The priest sex abuse issue erupted last week when a grand jury in Pennsylvania released a report that said church leaders had covered up sexual abuse by hundreds of priests over seven decades.
The report said the grand jury had investigated child sex abuse in six of the state’s eight Roman Catholic dioceses, heard testimony from dozens of witnesses and examined half a million pages of internal diocesan documents.
More than 1,000 child victims were identifiable from those documents, the report said, adding that because records were lost and other victims were afraid to come forward, the actual number is likely much higher.
The report contained horrific details of some of the abuse and prompted calls for accountability from Catholics and non-Catholics alike. On Monday, Pope Francis released a 2,000-word letter admitting that the Vatican hadn’t done enough to address the issue.
Calls have been going out across the country for other states to conduct similar investigations into clergy sexual abuse, including in Kansas City, where on Monday sex abuse victims called for Kansas and Missouri authorities to launch their own probes.
Rebecca Randles, a Kansas City attorney who has handled hundreds of clergy sex abuse cases, said she has counted more than 230 priests throughout Missouri and the Kansas City area who have been accused of sexual abuse. But only a handful, she said, have been charged and one bishop punished. Given the population of the area, Randles said, it is possible that there could be a bigger problem here than in Pennsylvania.
Two former Kansas City area priests are among those named in the Pennsylvania grand jury report: the Rev. Mark Honhart, who served in numerous parishes in the Kansas City-St. Joseph diocese from 1980 to 2001; and the Rev. Marvin Justi, who was co-pastor of Good Shepherd Catholic Church in Shawnee in 1972. Both priests later ended up in dioceses in Pennsylvania.

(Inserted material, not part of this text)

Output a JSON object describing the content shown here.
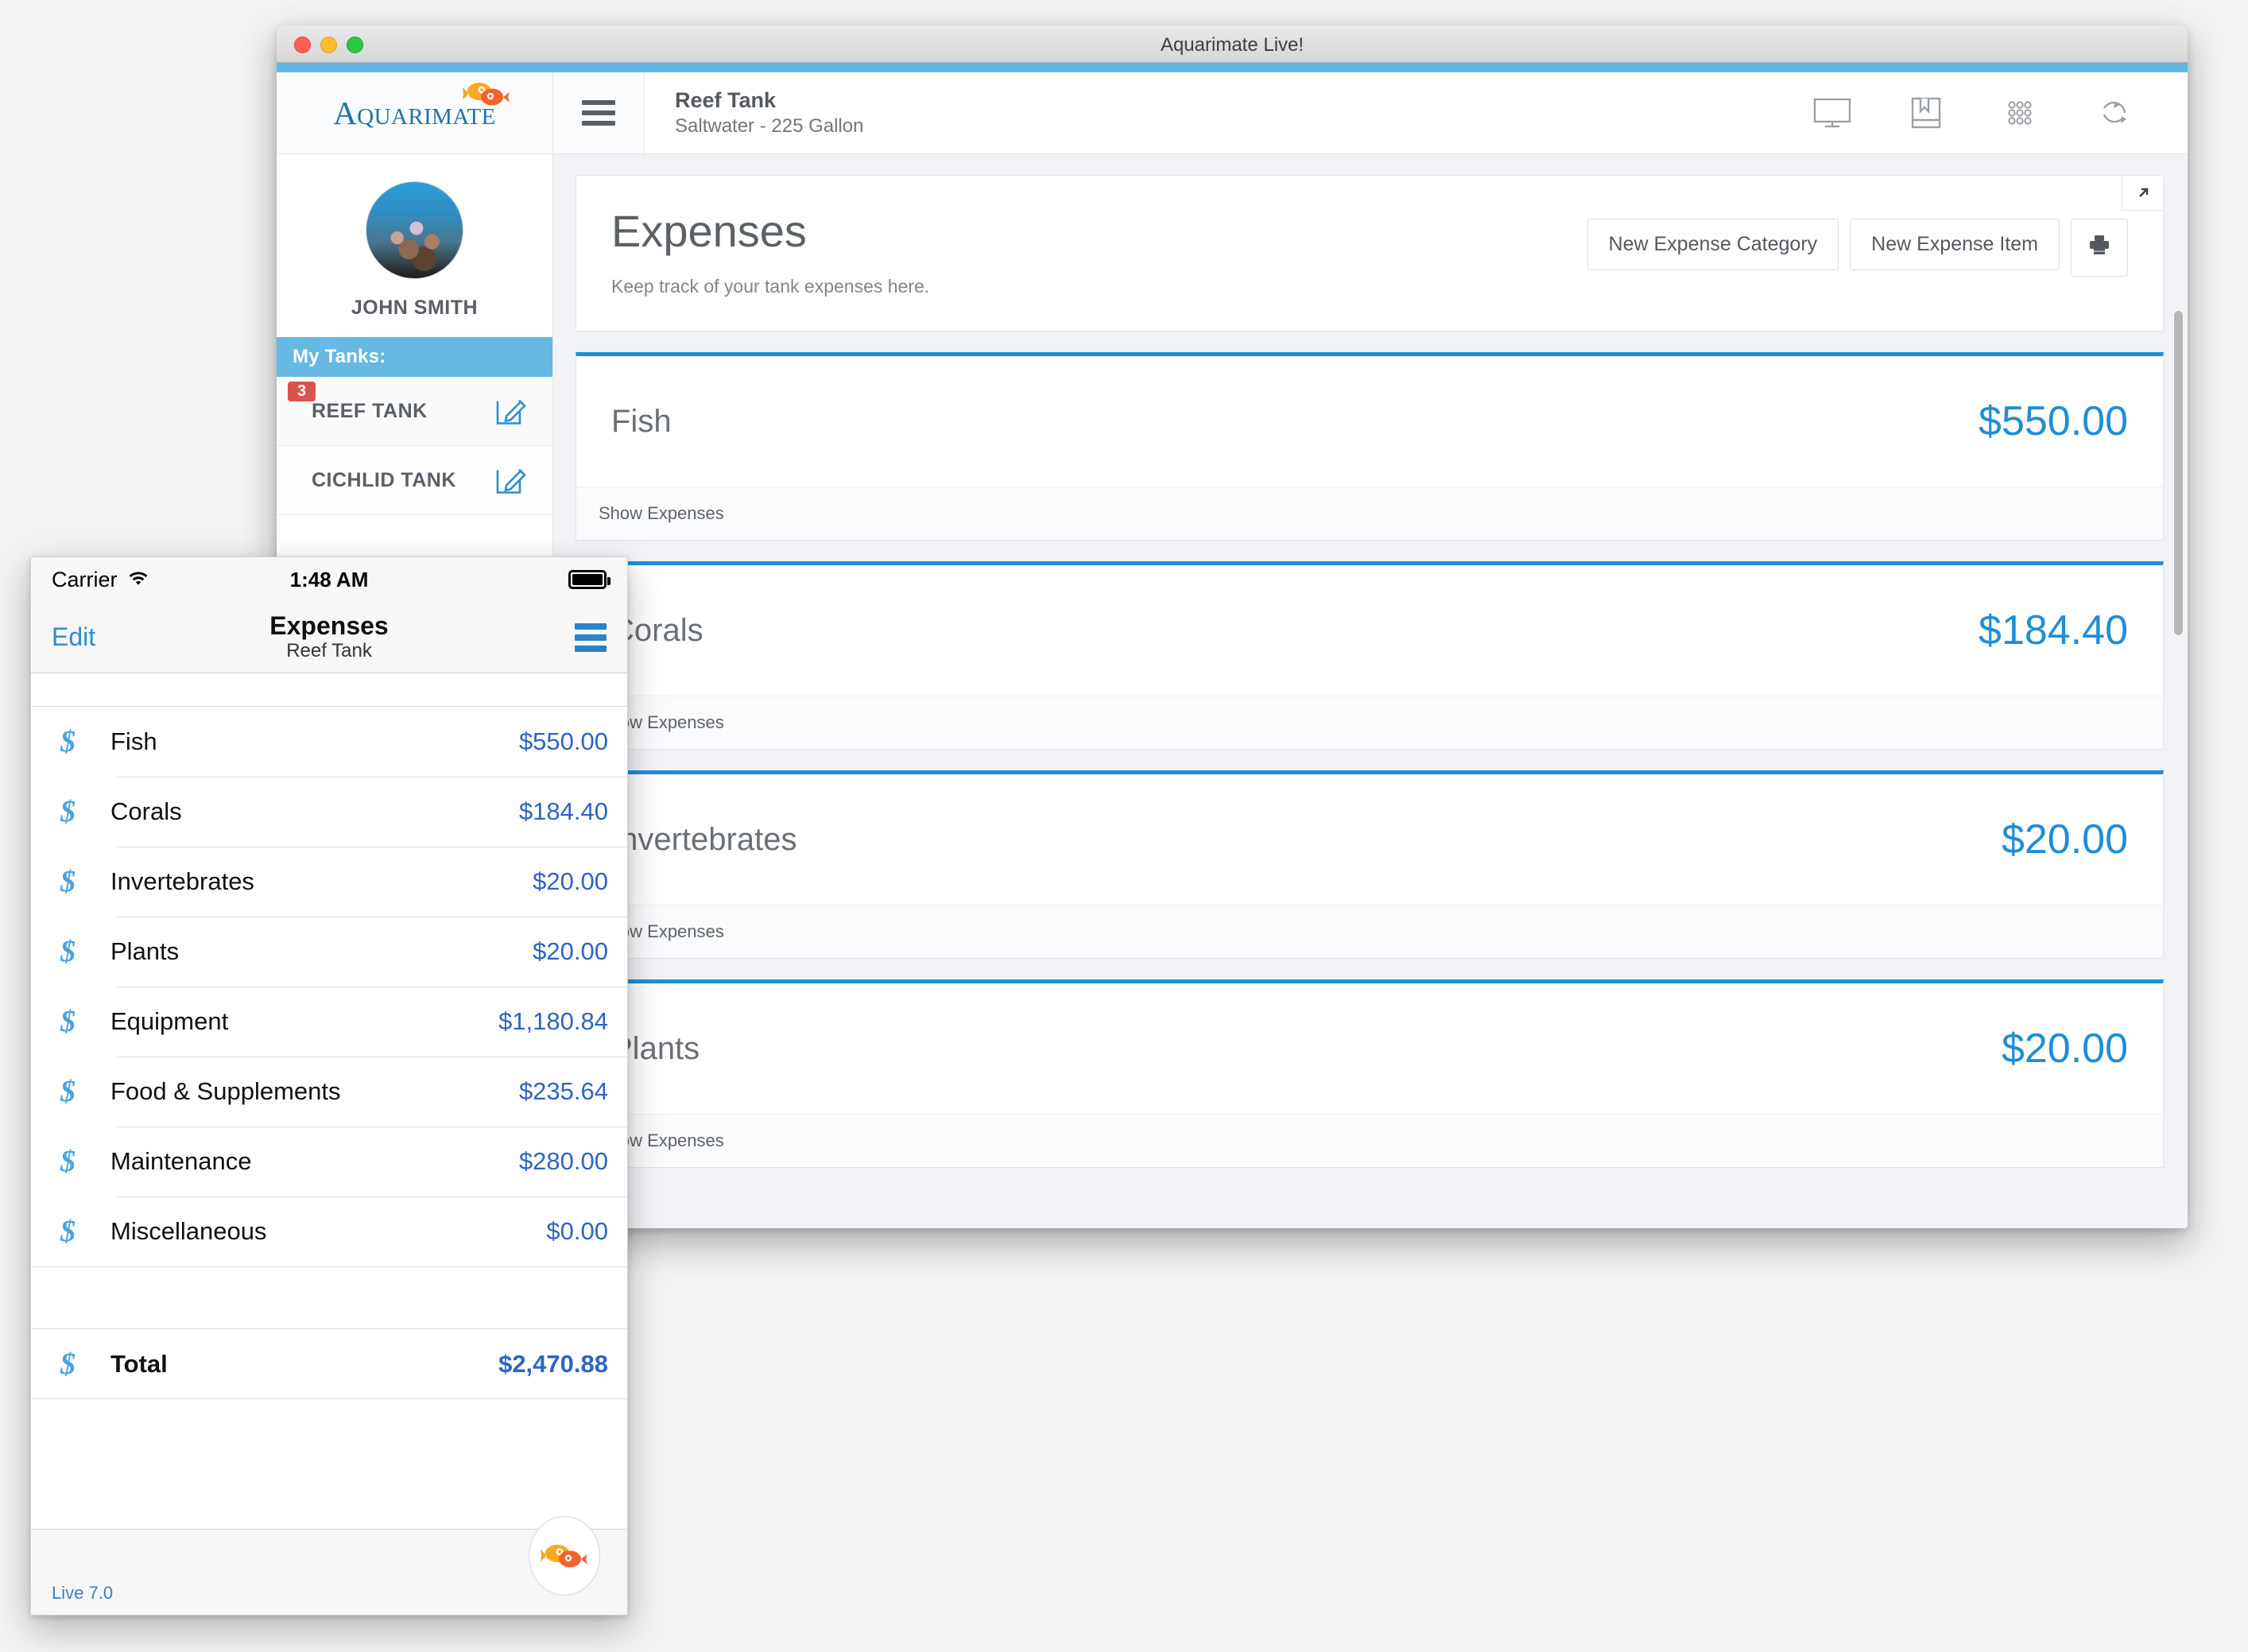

Ordained in 1980, Honhart was the subject of three sexual abuse lawsuits stemming from his time in Kansas City. The civil suits were part of a $10 million settlement the diocese agreed to in 2014 involving 32 claims that alleged sexual abuse by priests. Justi, who was ordained in 1958, died of cancer in 2009.
Many also are calling on states to eliminate their statutes of limitations on child sexual abuse crimes so priests involved in older cases can be criminally prosecuted. In the Pennsylvania investigation, the grand jury said it was only able to charge two priests with sex abuse crimes because the other cases were all too old.
“We are not satisfied by the few charges we can bring, which represent only a tiny percentage of all the child abusers we saw,” the Pennsylvania grand jury said in its report. “We are sick over all the crimes that will go unpunished and uncompensated…. And we are going to make our recommendations for how the laws should change so that maybe no one will have to conduct another inquiry like this one.”
Kansas Attorney General Derek Schmidt said on Tuesday that local authorities have primary responsibility for investigating and prosecuting child sex abuse crimes in the state.
“The Office of Attorney General by law houses the statewide Victims’ Rights Coordinator,” Schmidt said in a statement. “Any victim of child sexual abuse by a person in authority, including a member of the clergy, regardless of how long ago the abuse occurred, is encouraged to contact our statewide Victim Assistance Hotline at (800) 828-9745 Monday through Friday from 8 a.m. to 5 p.m. to discuss what help may be available.
“Any victim also may report abuse to any local law enforcement agency,” Schmidt said. “Within the limits of the law, state and local law enforcement agencies in Kansas are committed to enforcing the criminal laws against physical and sexual abuse of children — and our office can assist local authorities upon their request and as resources allow — regardless of when a crime may have occurred or who may have committed it.”